Washington, DC - A new report from the National Young Farmers Coalition (NYFC) discusses the results of the 2017 National Young Farmer Survey. The number of American farmers is decreasing and their average age is increasing, as reported by the U.S. Department of Agriculture (USDA). This survey examines the needs and challenges of young farmers to determine how to encourage a new generation of farmers.
“The time is now for our country to help young farmers defy the odds, preserve farming as a livelihood, and revitalize our nation’s rural economy,” says Lindsey Lusher Shute, Executive Director and Co-founder of NYFC. “This report proves that there are thousands of young people ready to build new farms in the United States, but we’ve got to do our part and make sure that they will succeed.”
The survey collected data from over three thousand former, current, and aspiring farmers under 40 years of age in the United States with the help of 94 partner organizations and in partnership with Dr. Kathleen Merrigan, Executive Director of Sustainability at George Washington University and former U.S. Deputy Secretary of Agriculture. The survey found generational differences in farming, including more diversity in demographics and crops.

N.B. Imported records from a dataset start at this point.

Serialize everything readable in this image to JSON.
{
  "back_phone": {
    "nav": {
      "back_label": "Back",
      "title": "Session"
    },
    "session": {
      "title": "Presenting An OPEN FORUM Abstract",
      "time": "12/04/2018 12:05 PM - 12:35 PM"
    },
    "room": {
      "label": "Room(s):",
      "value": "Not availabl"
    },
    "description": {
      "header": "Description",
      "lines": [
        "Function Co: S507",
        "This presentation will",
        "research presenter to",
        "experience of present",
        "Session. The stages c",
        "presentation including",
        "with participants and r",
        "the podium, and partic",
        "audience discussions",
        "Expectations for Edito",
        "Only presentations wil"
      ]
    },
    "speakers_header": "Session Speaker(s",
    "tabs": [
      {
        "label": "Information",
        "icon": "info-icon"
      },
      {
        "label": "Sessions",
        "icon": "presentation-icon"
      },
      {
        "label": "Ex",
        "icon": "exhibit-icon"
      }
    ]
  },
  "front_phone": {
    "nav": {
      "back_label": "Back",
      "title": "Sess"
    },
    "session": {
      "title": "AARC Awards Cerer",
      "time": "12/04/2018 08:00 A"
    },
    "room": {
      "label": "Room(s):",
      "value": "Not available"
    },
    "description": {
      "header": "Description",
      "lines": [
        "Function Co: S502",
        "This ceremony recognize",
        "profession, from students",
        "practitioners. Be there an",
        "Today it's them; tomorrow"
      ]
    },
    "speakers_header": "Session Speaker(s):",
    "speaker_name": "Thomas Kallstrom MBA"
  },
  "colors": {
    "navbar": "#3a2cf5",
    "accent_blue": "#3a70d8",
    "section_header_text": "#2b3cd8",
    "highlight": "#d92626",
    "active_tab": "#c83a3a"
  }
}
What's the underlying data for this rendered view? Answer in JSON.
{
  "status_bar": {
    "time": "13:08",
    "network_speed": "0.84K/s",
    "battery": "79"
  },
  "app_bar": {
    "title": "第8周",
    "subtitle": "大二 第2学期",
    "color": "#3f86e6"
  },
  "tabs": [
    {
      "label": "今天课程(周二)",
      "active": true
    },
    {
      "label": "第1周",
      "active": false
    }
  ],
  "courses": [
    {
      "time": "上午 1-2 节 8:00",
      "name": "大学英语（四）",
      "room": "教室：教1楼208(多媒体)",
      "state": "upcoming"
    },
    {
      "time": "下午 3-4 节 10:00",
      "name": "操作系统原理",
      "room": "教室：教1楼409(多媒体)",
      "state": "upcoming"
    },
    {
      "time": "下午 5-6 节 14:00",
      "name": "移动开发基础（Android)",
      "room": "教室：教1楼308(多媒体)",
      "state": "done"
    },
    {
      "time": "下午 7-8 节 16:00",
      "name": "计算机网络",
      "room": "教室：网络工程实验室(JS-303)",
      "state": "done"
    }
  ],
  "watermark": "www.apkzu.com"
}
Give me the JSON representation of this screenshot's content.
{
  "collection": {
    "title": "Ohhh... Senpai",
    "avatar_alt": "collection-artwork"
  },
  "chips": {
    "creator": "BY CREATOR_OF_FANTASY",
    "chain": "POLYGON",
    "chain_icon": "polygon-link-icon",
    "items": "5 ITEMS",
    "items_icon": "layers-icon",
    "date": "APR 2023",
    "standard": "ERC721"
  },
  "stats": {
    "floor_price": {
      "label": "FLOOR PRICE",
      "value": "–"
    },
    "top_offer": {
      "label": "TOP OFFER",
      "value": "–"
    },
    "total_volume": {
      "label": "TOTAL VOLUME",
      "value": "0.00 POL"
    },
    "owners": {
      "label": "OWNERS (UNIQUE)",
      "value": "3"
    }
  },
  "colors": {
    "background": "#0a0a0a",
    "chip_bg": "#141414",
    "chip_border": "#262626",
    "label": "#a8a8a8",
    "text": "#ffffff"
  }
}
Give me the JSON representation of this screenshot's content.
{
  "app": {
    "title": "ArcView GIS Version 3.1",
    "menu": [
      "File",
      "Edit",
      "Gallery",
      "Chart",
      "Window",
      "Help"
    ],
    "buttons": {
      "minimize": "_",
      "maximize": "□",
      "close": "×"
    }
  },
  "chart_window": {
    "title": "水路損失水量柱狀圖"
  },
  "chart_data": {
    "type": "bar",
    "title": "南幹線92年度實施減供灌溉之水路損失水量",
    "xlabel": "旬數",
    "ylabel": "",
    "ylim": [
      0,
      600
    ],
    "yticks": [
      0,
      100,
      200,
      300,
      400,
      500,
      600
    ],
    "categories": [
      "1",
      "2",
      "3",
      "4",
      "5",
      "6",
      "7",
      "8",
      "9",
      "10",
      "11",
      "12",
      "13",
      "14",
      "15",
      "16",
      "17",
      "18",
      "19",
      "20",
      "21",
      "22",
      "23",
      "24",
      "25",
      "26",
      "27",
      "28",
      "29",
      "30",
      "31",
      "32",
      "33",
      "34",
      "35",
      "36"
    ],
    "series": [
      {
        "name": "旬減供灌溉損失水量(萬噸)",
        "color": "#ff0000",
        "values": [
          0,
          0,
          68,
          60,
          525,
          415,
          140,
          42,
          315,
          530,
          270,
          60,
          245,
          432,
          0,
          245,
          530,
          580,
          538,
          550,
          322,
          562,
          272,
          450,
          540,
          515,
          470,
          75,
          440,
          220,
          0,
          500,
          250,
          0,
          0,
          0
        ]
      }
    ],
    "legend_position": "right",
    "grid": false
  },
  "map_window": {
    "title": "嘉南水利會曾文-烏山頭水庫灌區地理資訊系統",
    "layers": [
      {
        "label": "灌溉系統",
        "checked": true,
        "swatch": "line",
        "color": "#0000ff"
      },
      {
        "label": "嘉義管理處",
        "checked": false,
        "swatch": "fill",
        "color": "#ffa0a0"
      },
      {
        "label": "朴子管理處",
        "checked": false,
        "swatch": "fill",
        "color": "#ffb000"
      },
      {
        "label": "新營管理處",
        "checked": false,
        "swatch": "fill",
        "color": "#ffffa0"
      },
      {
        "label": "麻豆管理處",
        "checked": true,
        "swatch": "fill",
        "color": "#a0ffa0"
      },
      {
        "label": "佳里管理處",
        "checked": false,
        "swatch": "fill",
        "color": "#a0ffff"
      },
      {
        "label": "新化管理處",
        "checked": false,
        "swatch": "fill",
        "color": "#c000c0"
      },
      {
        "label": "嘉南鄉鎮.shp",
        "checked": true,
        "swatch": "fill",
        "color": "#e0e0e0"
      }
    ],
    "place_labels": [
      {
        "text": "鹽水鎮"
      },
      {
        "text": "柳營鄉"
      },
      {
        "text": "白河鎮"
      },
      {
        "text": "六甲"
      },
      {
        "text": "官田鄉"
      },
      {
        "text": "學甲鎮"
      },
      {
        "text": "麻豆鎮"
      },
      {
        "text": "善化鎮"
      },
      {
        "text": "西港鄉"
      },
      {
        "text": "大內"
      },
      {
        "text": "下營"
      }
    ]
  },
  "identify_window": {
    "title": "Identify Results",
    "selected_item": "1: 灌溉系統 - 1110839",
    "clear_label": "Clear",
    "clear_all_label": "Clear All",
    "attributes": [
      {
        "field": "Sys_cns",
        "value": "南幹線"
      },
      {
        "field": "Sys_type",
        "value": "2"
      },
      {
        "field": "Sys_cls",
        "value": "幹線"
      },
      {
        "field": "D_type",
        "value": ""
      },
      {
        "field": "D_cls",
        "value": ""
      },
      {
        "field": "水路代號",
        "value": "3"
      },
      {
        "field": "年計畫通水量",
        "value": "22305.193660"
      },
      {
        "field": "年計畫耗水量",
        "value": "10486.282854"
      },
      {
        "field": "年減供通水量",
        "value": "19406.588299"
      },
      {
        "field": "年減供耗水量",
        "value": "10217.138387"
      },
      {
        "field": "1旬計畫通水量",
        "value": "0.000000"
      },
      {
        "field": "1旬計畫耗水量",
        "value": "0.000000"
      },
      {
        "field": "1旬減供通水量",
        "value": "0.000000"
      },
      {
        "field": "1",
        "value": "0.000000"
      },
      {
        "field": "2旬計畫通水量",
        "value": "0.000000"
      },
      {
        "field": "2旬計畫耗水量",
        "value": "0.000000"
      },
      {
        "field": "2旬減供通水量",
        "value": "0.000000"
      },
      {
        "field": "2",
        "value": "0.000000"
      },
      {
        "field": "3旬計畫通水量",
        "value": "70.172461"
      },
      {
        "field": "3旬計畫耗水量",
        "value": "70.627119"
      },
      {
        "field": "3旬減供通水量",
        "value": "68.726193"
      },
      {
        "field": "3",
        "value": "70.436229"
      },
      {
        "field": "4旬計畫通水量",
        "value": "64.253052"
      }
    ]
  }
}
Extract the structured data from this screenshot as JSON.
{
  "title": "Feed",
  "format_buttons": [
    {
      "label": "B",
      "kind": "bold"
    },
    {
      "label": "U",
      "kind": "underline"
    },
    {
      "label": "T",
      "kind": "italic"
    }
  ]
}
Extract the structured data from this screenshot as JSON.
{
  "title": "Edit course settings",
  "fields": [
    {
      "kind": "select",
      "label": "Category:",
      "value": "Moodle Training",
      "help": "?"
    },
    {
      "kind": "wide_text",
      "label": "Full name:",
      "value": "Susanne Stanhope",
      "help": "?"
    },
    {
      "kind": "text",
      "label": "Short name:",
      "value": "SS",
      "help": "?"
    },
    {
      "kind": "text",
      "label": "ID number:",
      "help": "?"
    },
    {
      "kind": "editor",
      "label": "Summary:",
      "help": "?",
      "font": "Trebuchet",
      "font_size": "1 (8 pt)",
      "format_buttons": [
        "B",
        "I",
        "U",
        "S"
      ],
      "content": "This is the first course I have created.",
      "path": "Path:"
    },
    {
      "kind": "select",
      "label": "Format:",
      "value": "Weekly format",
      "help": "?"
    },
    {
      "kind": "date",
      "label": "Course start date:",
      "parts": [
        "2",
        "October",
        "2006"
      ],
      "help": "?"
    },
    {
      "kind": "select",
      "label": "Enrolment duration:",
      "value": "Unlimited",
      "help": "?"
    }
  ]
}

“Things are changing in American agriculture and our perceptions and policies need to keep pace,” says Dr. Merrigan. “This survey reveals that it’s no longer Old MacDonald of storybook fame. Rather, it’s Ms. MacDonald, a college graduate who didn’t grow up on the farm and considers her farming practices to be sustainable or organic.”
Young farmers are operating smaller farms and are capitalizing on the demand for local food by selling directly to consumers. 75 percent of current young farmers describe their farms as ‘sustainable,’ while 63 percent are ‘organic.’ The average survey participant was more educated than the average American, with 14 percent completing a master’s degree. 60 percent were female and 75 percent were first-generation farmers.
The main concerns for young farmers are access to land, student loan debt, availability of skilled labor, and access to health insurance. Based on the survey results, the NYFC is supporting a series of policy reforms called the Young Farmer Agenda. The agenda addresses the concerns found in the survey as well as finding ways to engage young farmers to invest in on-farm conservation, improving credit and risk management opportunities, and addressing racial inequity among farmers.
“America desperately needs young people to repopulate our farm and ranch lands. This survey reveals the daunting challenges they face. As policymakers sit down to write our next farm bill, I hope they pay attention to these survey findings,” says Dr. Merrigan. “If nothing more is done to help transition young people into American agriculture, we will be importing all our food.”